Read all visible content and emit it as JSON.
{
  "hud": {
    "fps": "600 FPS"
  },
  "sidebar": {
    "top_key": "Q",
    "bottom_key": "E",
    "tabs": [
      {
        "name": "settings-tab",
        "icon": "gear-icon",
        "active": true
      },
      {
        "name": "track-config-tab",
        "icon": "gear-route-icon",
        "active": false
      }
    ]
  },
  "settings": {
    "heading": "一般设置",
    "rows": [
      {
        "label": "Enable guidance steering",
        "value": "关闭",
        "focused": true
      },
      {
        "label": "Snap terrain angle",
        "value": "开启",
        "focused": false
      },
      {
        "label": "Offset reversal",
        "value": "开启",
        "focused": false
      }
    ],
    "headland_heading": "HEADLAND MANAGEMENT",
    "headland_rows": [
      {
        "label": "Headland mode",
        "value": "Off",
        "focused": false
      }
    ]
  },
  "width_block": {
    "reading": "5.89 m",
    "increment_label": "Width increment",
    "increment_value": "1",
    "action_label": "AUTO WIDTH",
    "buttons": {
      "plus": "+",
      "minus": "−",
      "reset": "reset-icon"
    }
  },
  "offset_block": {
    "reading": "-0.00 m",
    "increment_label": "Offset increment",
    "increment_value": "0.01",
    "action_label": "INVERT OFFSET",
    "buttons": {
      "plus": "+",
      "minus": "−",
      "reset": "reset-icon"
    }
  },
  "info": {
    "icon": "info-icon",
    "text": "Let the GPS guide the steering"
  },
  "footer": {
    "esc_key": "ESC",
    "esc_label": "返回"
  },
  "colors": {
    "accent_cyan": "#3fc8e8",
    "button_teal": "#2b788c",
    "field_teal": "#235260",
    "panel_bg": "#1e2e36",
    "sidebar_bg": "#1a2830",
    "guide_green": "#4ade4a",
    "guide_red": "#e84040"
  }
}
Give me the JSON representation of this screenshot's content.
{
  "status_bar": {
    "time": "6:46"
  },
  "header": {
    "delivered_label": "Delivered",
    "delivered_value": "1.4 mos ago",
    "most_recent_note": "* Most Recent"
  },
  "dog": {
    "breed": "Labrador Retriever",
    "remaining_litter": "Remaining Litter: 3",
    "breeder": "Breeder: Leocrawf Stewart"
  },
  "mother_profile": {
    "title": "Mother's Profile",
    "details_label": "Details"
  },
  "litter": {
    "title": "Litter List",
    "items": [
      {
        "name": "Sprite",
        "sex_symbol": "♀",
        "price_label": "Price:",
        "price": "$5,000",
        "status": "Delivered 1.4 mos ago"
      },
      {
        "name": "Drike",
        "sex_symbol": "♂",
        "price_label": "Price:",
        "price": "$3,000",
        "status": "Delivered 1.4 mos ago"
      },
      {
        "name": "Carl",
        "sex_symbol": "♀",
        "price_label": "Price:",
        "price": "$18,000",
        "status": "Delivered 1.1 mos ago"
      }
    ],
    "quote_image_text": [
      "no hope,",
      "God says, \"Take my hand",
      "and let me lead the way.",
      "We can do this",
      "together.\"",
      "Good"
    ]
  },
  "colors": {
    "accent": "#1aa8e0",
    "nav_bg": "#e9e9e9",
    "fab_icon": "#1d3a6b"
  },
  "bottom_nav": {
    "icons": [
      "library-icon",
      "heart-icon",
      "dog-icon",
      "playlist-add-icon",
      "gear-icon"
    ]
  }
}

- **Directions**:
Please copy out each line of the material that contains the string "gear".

- **Written answer**:
        "icon": "gear-icon",
        "icon": "gear-route-icon",
      "gear-icon"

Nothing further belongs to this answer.